First of all, let me say that I am deeply humbled to have my work teamed up with the legendary photographer Ed Clark. He was a luminary from the golden age of photojournalism who told stories through pictures in appearing  in LIFE magazine. Clark had access to photographing Presidents in the oval office, covering the Nuremberg Trials, and many other events that went beyond the arena of “news reporting” – becoming documents of great historical significance.

Photo journalism began with Henri Cartier Bresson and the formation of the Magnum Group. These pioneering photographers brought to the world images of wars, human suffering and life as it is lived all over the world..

From an historical sense, photojournalism shifted in the 1950s with what is commonly called the New York School of Photography. A new attitude of photography came into play, more expressionistic, oblique images that were very much tied into what was going on at the time with abstract painting. Photographers such as Robert Frank, Gerry Winogrand, Lee Friedlander, and many others, while still telling journalistic stories – attempted to uncover deeper truths about humanity.
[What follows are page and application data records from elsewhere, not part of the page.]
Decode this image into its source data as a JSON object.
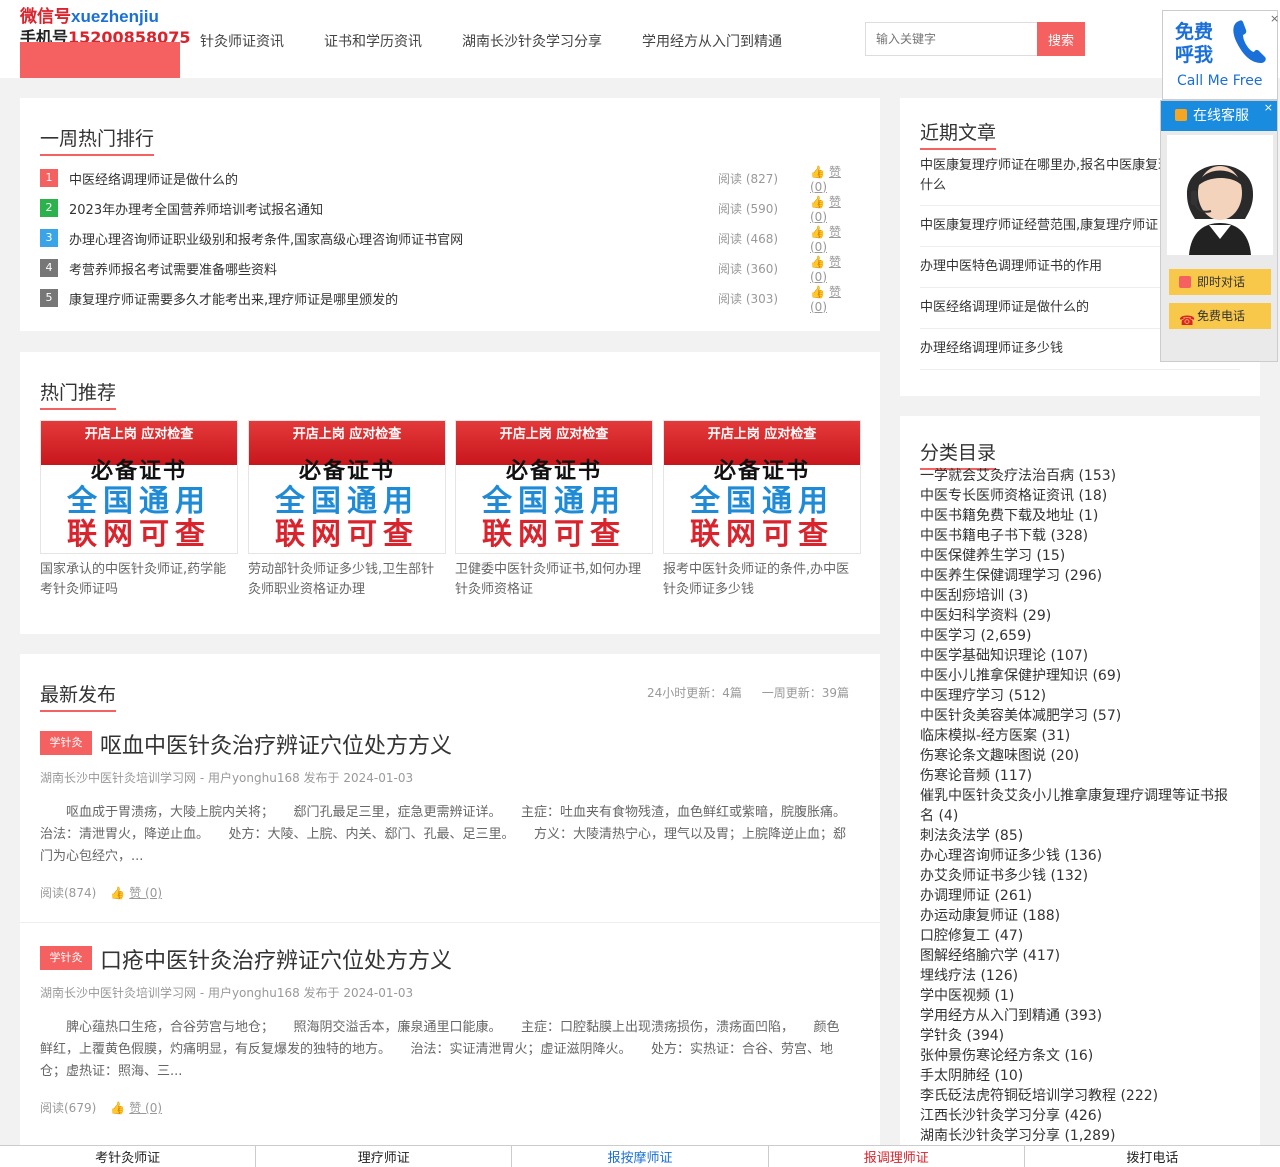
{
  "logo": {
    "line1_cn": "微信号",
    "line1_en": "xuezhenjiu",
    "line2_label": "手机号",
    "line2_number": "15200858075"
  },
  "nav": [
    "针灸师证资讯",
    "证书和学历资讯",
    "湖南长沙针灸学习分享",
    "学用经方从入门到精通"
  ],
  "search": {
    "placeholder": "输入关键字",
    "button": "搜索"
  },
  "weekly_hot": {
    "title": "一周热门排行",
    "items": [
      {
        "n": "1",
        "title": "中医经络调理师证是做什么的",
        "reads": "阅读 (827)",
        "likes": "赞 (0)",
        "color": "#f56060"
      },
      {
        "n": "2",
        "title": "2023年办理考全国营养师培训考试报名通知",
        "reads": "阅读 (590)",
        "likes": "赞 (0)",
        "color": "#2bb24c"
      },
      {
        "n": "3",
        "title": "办理心理咨询师证职业级别和报考条件,国家高级心理咨询师证书官网",
        "reads": "阅读 (468)",
        "likes": "赞 (0)",
        "color": "#3aa4e8"
      },
      {
        "n": "4",
        "title": "考营养师报名考试需要准备哪些资料",
        "reads": "阅读 (360)",
        "likes": "赞 (0)",
        "color": "#777777"
      },
      {
        "n": "5",
        "title": "康复理疗师证需要多久才能考出来,理疗师证是哪里颁发的",
        "reads": "阅读 (303)",
        "likes": "赞 (0)",
        "color": "#777777"
      }
    ]
  },
  "recommend": {
    "title": "热门推荐",
    "image_text": {
      "top": "开店上岗  应对检查",
      "big": "必备证书",
      "blue": "全国通用",
      "red": "联网可查"
    },
    "items": [
      {
        "caption": "国家承认的中医针灸师证,药学能考针灸师证吗"
      },
      {
        "caption": "劳动部针灸师证多少钱,卫生部针灸师职业资格证办理"
      },
      {
        "caption": "卫健委中医针灸师证书,如何办理针灸师资格证"
      },
      {
        "caption": "报考中医针灸师证的条件,办中医针灸师证多少钱"
      }
    ]
  },
  "latest": {
    "title": "最新发布",
    "stats": {
      "day": "24小时更新：4篇",
      "week": "一周更新：39篇"
    },
    "articles": [
      {
        "tag": "学针灸",
        "title": "呕血中医针灸治疗辨证穴位处方方义",
        "meta": "湖南长沙中医针灸培训学习网 - 用户yonghu168 发布于 2024-01-03",
        "desc": "呕血成于胃溃疡，大陵上脘内关将；　　郄门孔最足三里，症急更需辨证详。　　主症：吐血夹有食物残渣，血色鲜红或紫暗，脘腹胀痛。　　治法：清泄胃火，降逆止血。　　处方：大陵、上脘、内关、郄门、孔最、足三里。　　方义：大陵清热宁心，理气以及胃；上脘降逆止血；郄门为心包经穴，...",
        "reads": "阅读(874)",
        "likes": "赞 (0)"
      },
      {
        "tag": "学针灸",
        "title": "口疮中医针灸治疗辨证穴位处方方义",
        "meta": "湖南长沙中医针灸培训学习网 - 用户yonghu168 发布于 2024-01-03",
        "desc": "脾心蕴热口生疮，合谷劳宫与地仓；　　照海阴交溢舌本，廉泉通里口能康。　　主症：口腔黏膜上出现溃疡损伤，溃疡面凹陷，　　颜色鲜红，上覆黄色假膜，灼痛明显，有反复爆发的独特的地方。　　治法：实证清泄胃火；虚证滋阴降火。　　处方：实热证：合谷、劳宫、地仓；虚热证：照海、三...",
        "reads": "阅读(679)",
        "likes": "赞 (0)"
      }
    ]
  },
  "recent": {
    "title": "近期文章",
    "items": [
      "中医康复理疗师证在哪里办,报名中医康复理疗师证是做什么",
      "中医康复理疗师证经营范围,康复理疗师证",
      "办理中医特色调理师证书的作用",
      "中医经络调理师证是做什么的",
      "办理经络调理师证多少钱"
    ]
  },
  "categories": {
    "title": "分类目录",
    "items": [
      "一学就会艾灸疗法治百病 (153)",
      "中医专长医师资格证资讯 (18)",
      "中医书籍免费下载及地址 (1)",
      "中医书籍电子书下载 (328)",
      "中医保健养生学习 (15)",
      "中医养生保健调理学习 (296)",
      "中医刮痧培训 (3)",
      "中医妇科学资料 (29)",
      "中医学习 (2,659)",
      "中医学基础知识理论 (107)",
      "中医小儿推拿保健护理知识 (69)",
      "中医理疗学习 (512)",
      "中医针灸美容美体减肥学习 (57)",
      "临床模拟-经方医案 (31)",
      "伤寒论条文趣味图说 (20)",
      "伤寒论音频 (117)",
      "催乳中医针灸艾灸小儿推拿康复理疗调理等证书报名 (4)",
      "刺法灸法学 (85)",
      "办心理咨询师证多少钱 (136)",
      "办艾灸师证书多少钱 (132)",
      "办调理师证 (261)",
      "办运动康复师证 (188)",
      "口腔修复工 (47)",
      "图解经络腧穴学 (417)",
      "埋线疗法 (126)",
      "学中医视频 (1)",
      "学用经方从入门到精通 (393)",
      "学针灸 (394)",
      "张仲景伤寒论经方条文 (16)",
      "手太阴肺经 (10)",
      "李氏砭法虎符铜砭培训学习教程 (222)",
      "江西长沙针灸学习分享 (426)",
      "湖南长沙针灸学习分享 (1,289)"
    ]
  },
  "callbox": {
    "line1": "免费",
    "line2": "呼我",
    "en": "Call Me Free"
  },
  "kefu": {
    "title": "在线客服",
    "chat": "即时对话",
    "phone": "免费电话"
  },
  "footer": [
    "考针灸师证",
    "理疗师证",
    "报按摩师证",
    "报调理师证",
    "拨打电话"
  ]
}
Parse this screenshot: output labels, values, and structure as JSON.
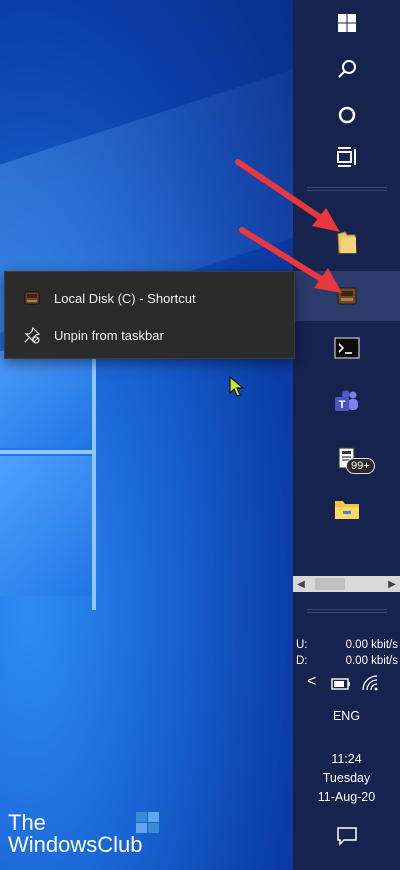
{
  "colors": {
    "taskbar": "#17234f",
    "context_menu": "#2b2b2b",
    "arrow": "#e8373d",
    "cursor": "#c8e632"
  },
  "taskbar": {
    "items": [
      {
        "icon": "windows-start-icon"
      },
      {
        "icon": "search-icon"
      },
      {
        "icon": "cortana-circle-icon"
      },
      {
        "icon": "task-view-icon"
      },
      {
        "icon": "folder-icon"
      },
      {
        "icon": "local-disk-shortcut-icon"
      },
      {
        "icon": "terminal-icon"
      },
      {
        "icon": "teams-icon"
      },
      {
        "icon": "document-app-icon",
        "badge": "99+"
      },
      {
        "icon": "file-explorer-icon"
      }
    ],
    "scrollbar": {
      "left": "◀",
      "right": "▶"
    },
    "network": {
      "up_label": "U:",
      "up_value": "0.00 kbit/s",
      "down_label": "D:",
      "down_value": "0.00 kbit/s"
    },
    "tray_chevron": "<",
    "language": "ENG",
    "time": "11:24",
    "day": "Tuesday",
    "date": "11-Aug-20"
  },
  "context_menu": {
    "item1": "Local Disk (C) - Shortcut",
    "item2": "Unpin from taskbar"
  },
  "watermark": {
    "line1": "The",
    "line2": "WindowsClub"
  }
}
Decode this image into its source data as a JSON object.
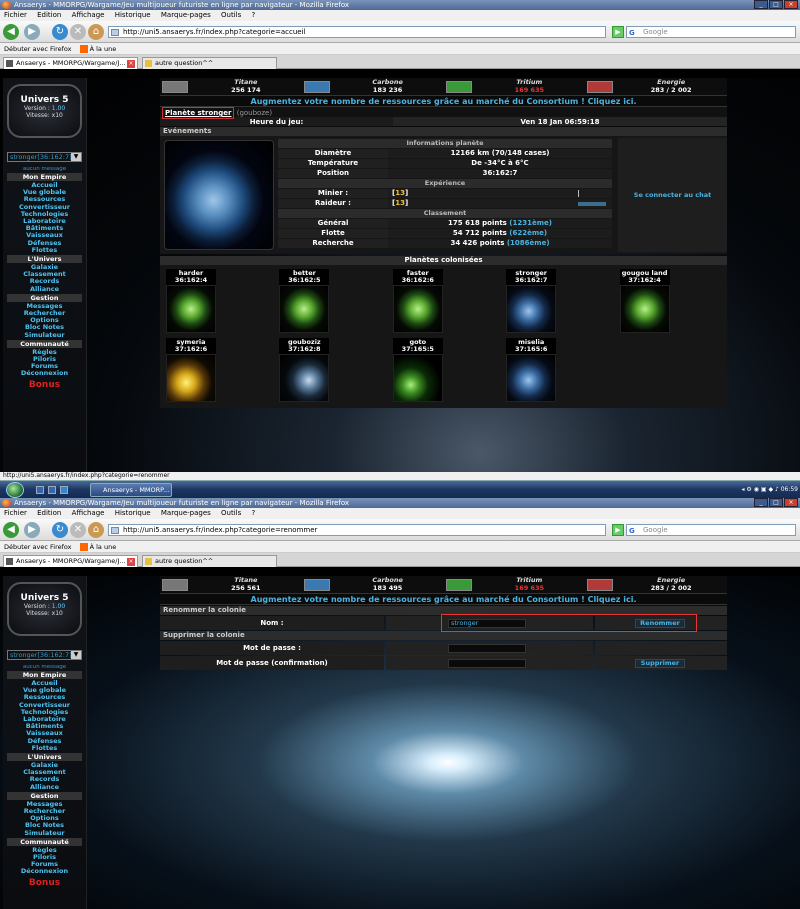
{
  "s1": {
    "window_title": "Ansaerys - MMORPG/Wargame/Jeu multijoueur futuriste en ligne par navigateur - Mozilla Firefox",
    "menu": [
      "Fichier",
      "Edition",
      "Affichage",
      "Historique",
      "Marque-pages",
      "Outils",
      "?"
    ],
    "url": "http://uni5.ansaerys.fr/index.php?categorie=accueil",
    "search_placeholder": "Google",
    "bookmarks": [
      "Débuter avec Firefox",
      "À la une"
    ],
    "tabs": [
      "Ansaerys - MMORPG/Wargame/J...",
      "autre question^^"
    ],
    "resources": [
      {
        "name": "Titane",
        "value": "256 174"
      },
      {
        "name": "Carbone",
        "value": "183 236"
      },
      {
        "name": "Tritium",
        "value": "169 635"
      },
      {
        "name": "Energie",
        "value": "283 / 2 002"
      }
    ],
    "banner": "Augmentez votre nombre de ressources grâce au marché du Consortium ! Cliquez ici.",
    "planet_link": "Planète stronger",
    "planet_owner": "(gouboze)",
    "game_time_label": "Heure du jeu:",
    "game_time_value": "Ven 18 Jan 06:59:18",
    "events_label": "Evénements",
    "info_header": "Informations planète",
    "info": [
      {
        "k": "Diamètre",
        "v": "12166 km (70/148 cases)"
      },
      {
        "k": "Température",
        "v": "De -34°C à 6°C"
      },
      {
        "k": "Position",
        "v": "36:162:7"
      }
    ],
    "xp_header": "Expérience",
    "xp": [
      {
        "k": "Minier :",
        "v": "13"
      },
      {
        "k": "Raideur :",
        "v": "13"
      }
    ],
    "rank_header": "Classement",
    "ranks": [
      {
        "k": "Général",
        "v": "175 618 points",
        "r": "(1231ème)"
      },
      {
        "k": "Flotte",
        "v": "54 712 points",
        "r": "(622ème)"
      },
      {
        "k": "Recherche",
        "v": "34 426 points",
        "r": "(1086ème)"
      }
    ],
    "chat": "Se connecter au chat",
    "colonies_header": "Planètes colonisées",
    "colonies": [
      {
        "name": "harder",
        "pos": "36:162:4"
      },
      {
        "name": "better",
        "pos": "36:162:5"
      },
      {
        "name": "faster",
        "pos": "36:162:6"
      },
      {
        "name": "stronger",
        "pos": "36:162:7"
      },
      {
        "name": "gougou land",
        "pos": "37:162:4"
      },
      {
        "name": "symeria",
        "pos": "37:162:6"
      },
      {
        "name": "gouboziz",
        "pos": "37:162:8"
      },
      {
        "name": "goto",
        "pos": "37:165:5"
      },
      {
        "name": "miselia",
        "pos": "37:165:6"
      }
    ],
    "status_url": "http://uni5.ansaerys.fr/index.php?categorie=renommer"
  },
  "sidebar": {
    "universe": "Univers 5",
    "version_label": "Version :",
    "version": "1.00",
    "speed": "Vitesse: x10",
    "planet_select": "stronger[36:162:7]",
    "messages": "aucun message",
    "sections": [
      {
        "title": "Mon Empire",
        "items": [
          "Accueil",
          "Vue globale",
          "Ressources",
          "Convertisseur",
          "Technologies",
          "Laboratoire",
          "Bâtiments",
          "Vaisseaux",
          "Défenses",
          "Flottes"
        ]
      },
      {
        "title": "L'Univers",
        "items": [
          "Galaxie",
          "Classement",
          "Records",
          "Alliance"
        ]
      },
      {
        "title": "Gestion",
        "items": [
          "Messages",
          "Rechercher",
          "Options",
          "Bloc Notes",
          "Simulateur"
        ]
      },
      {
        "title": "Communauté",
        "items": [
          "Règles",
          "Piloris",
          "Forums",
          "Déconnexion"
        ]
      }
    ],
    "bonus": "Bonus"
  },
  "taskbar": {
    "task": "Ansaerys - MMORP...",
    "clock": "06:59"
  },
  "s2": {
    "url": "http://uni5.ansaerys.fr/index.php?categorie=renommer",
    "resources": [
      {
        "name": "Titane",
        "value": "256 561"
      },
      {
        "name": "Carbone",
        "value": "183 495"
      },
      {
        "name": "Tritium",
        "value": "169 635"
      },
      {
        "name": "Energie",
        "value": "283 / 2 002"
      }
    ],
    "banner": "Augmentez votre nombre de ressources grâce au marché du Consortium ! Cliquez ici.",
    "rename_section": "Renommer la colonie",
    "name_label": "Nom :",
    "name_value": "stronger",
    "rename_button": "Renommer",
    "delete_section": "Supprimer la colonie",
    "password_label": "Mot de passe :",
    "password_confirm_label": "Mot de passe (confirmation)",
    "delete_button": "Supprimer"
  }
}
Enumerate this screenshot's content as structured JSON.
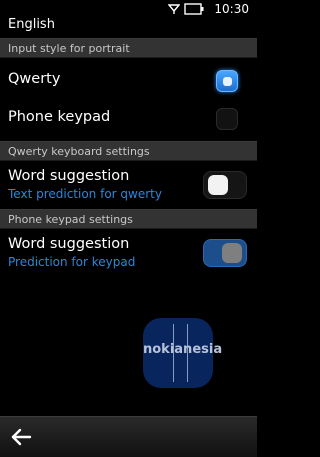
{
  "status": {
    "time": "10:30"
  },
  "page_title": "English",
  "sections": [
    {
      "header": "Input style for portrait",
      "items": [
        {
          "label": "Qwerty",
          "selected": true
        },
        {
          "label": "Phone keypad",
          "selected": false
        }
      ]
    },
    {
      "header": "Qwerty keyboard settings",
      "items": [
        {
          "label": "Word suggestion",
          "sublabel": "Text prediction for qwerty",
          "toggle": "off"
        }
      ]
    },
    {
      "header": "Phone keypad settings",
      "items": [
        {
          "label": "Word suggestion",
          "sublabel": "Prediction for keypad",
          "toggle": "on"
        }
      ]
    }
  ],
  "watermark": "nokianesia",
  "colors": {
    "accent": "#2c86d9",
    "header_bg": "#333333",
    "background": "#000000"
  },
  "icons": [
    "signal-icon",
    "battery-icon",
    "back-arrow-icon"
  ]
}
My work is greatly influenced by the work of the New York School in that I am not directly covering a story such as a photojournalist would. I prefer the anarchy of the unplanned approach.

The traditional storytelling approach of Ed Clark is a sharp contrast with expressionistic, open-ended photography. However, here are instances where those two merge.  Currently, photojournalists such as Mark Peterson who is shooting the news in an oblique manner while covering the current presidential campaign. Other photographers such as Gillian Laub who are taking documentary photography into the realms of fine art.

What is the best advice you have ever been given?

Have patience.